### The task
Each line below that carries the string "Firme" must appear in the answer.

### Data provided
* * * * *

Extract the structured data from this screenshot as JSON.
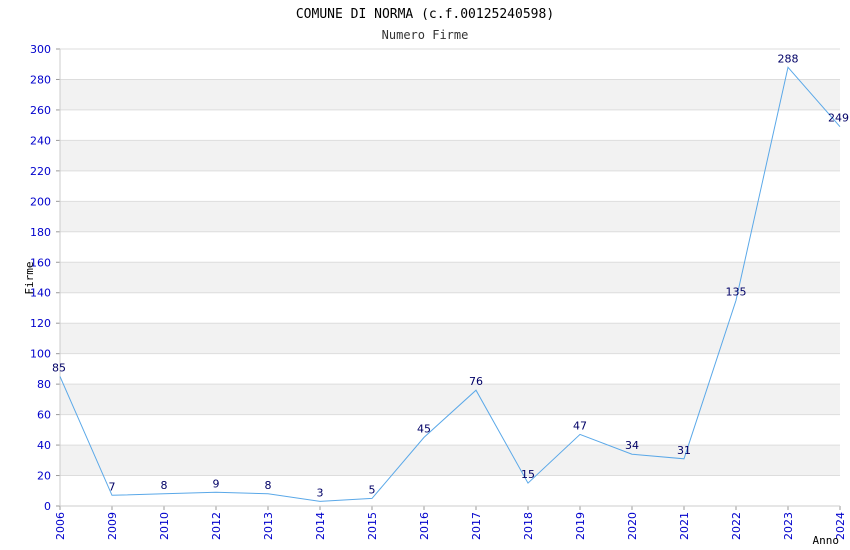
{
  "chart_data": {
    "type": "line",
    "title": "COMUNE DI NORMA (c.f.00125240598)",
    "subtitle": "Numero Firme",
    "xlabel": "Anno",
    "ylabel": "Firme",
    "categories": [
      "2006",
      "2009",
      "2010",
      "2012",
      "2013",
      "2014",
      "2015",
      "2016",
      "2017",
      "2018",
      "2019",
      "2020",
      "2021",
      "2022",
      "2023",
      "2024"
    ],
    "values": [
      85,
      7,
      8,
      9,
      8,
      3,
      5,
      45,
      76,
      15,
      47,
      34,
      31,
      135,
      288,
      249
    ],
    "ylim": [
      0,
      300
    ],
    "yticks": [
      0,
      20,
      40,
      60,
      80,
      100,
      120,
      140,
      160,
      180,
      200,
      220,
      240,
      260,
      280,
      300
    ],
    "grid": true,
    "colors": {
      "line": "#5aa8e8",
      "band": "#f2f2f2",
      "tick_text": "#0000cc",
      "data_label": "#000066"
    }
  }
}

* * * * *

### Response below
    "subtitle": "Numero Firme",
    "ylabel": "Firme",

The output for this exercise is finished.